▶ [WHAT IS EXPECTED]:
Your reply should hold only the lines from the records below where "Pictures" occurs.

Items from an interface collection:
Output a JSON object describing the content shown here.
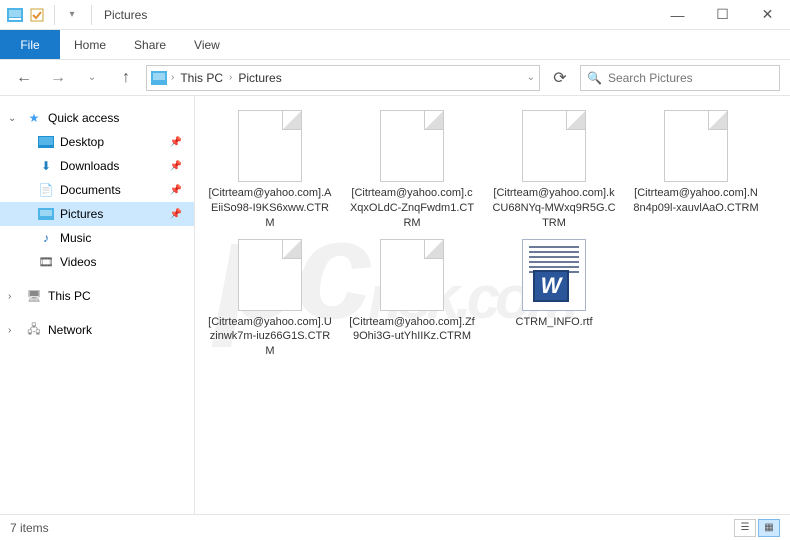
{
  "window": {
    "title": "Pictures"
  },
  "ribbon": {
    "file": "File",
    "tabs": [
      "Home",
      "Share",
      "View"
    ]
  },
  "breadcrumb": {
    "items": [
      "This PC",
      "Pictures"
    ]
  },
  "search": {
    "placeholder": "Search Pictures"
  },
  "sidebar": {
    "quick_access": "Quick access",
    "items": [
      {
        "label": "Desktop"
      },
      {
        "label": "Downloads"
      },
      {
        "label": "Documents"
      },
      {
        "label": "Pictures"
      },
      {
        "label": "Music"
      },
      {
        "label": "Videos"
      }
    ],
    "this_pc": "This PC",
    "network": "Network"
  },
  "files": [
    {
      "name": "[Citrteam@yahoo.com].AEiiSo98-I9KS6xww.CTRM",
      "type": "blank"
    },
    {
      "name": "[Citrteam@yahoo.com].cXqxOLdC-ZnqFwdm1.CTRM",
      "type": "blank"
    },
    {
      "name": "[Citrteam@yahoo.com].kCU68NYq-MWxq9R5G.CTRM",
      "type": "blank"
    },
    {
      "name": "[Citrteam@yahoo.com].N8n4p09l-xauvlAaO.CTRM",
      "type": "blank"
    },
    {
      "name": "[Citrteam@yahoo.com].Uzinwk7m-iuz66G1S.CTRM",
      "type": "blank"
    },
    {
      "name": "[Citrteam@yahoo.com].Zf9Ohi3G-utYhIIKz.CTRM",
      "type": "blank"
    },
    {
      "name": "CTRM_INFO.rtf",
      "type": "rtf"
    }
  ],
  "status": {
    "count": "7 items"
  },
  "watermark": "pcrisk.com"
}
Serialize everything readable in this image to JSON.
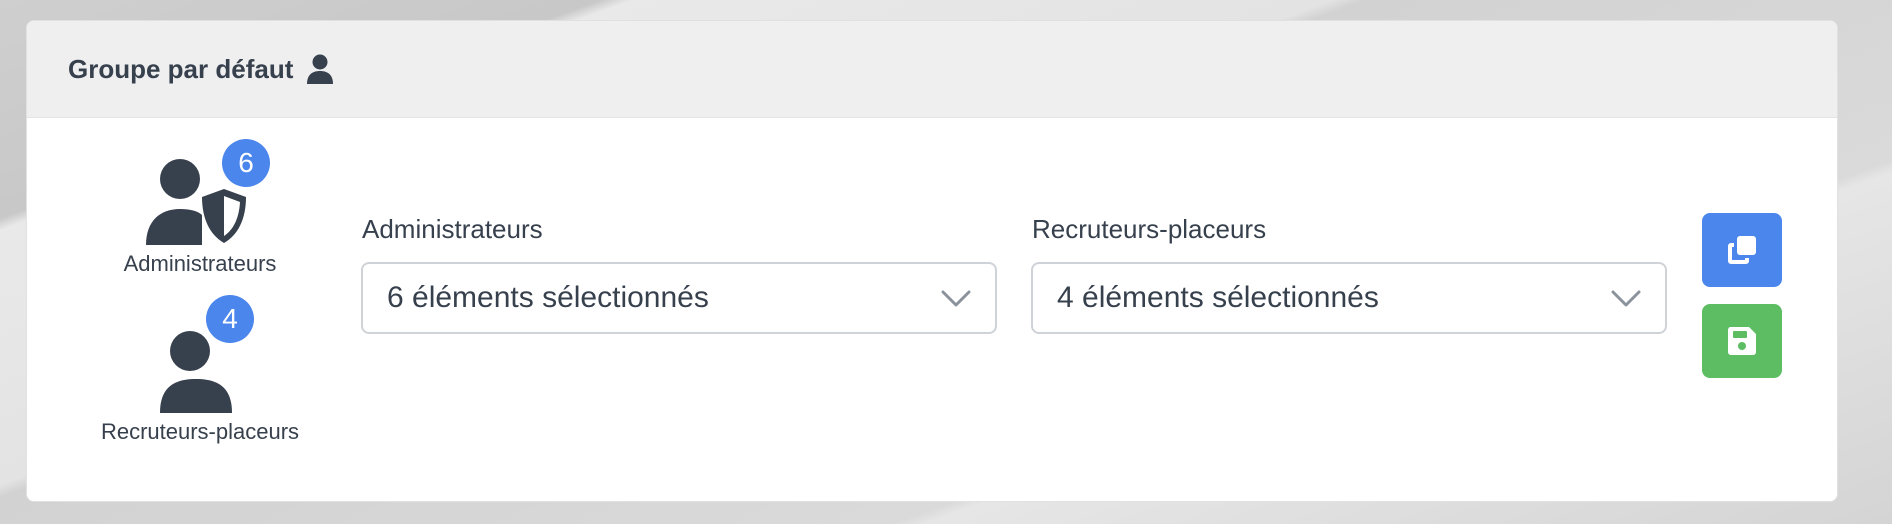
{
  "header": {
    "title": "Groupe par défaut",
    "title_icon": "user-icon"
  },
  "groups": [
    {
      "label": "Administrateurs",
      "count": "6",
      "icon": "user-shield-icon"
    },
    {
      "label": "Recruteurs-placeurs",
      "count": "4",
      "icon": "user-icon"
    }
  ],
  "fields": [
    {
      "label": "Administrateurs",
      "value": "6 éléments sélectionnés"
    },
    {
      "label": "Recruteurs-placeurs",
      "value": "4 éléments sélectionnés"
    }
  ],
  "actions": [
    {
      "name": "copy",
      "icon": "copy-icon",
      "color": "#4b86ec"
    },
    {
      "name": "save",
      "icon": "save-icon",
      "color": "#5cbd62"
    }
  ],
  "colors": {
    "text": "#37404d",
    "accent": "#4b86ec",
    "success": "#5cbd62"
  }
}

▶ [EXERCISE SOLUTION]:
    "title": "Pictures"
      "Pictures"
    "placeholder": "Search Pictures"
        "label": "Pictures"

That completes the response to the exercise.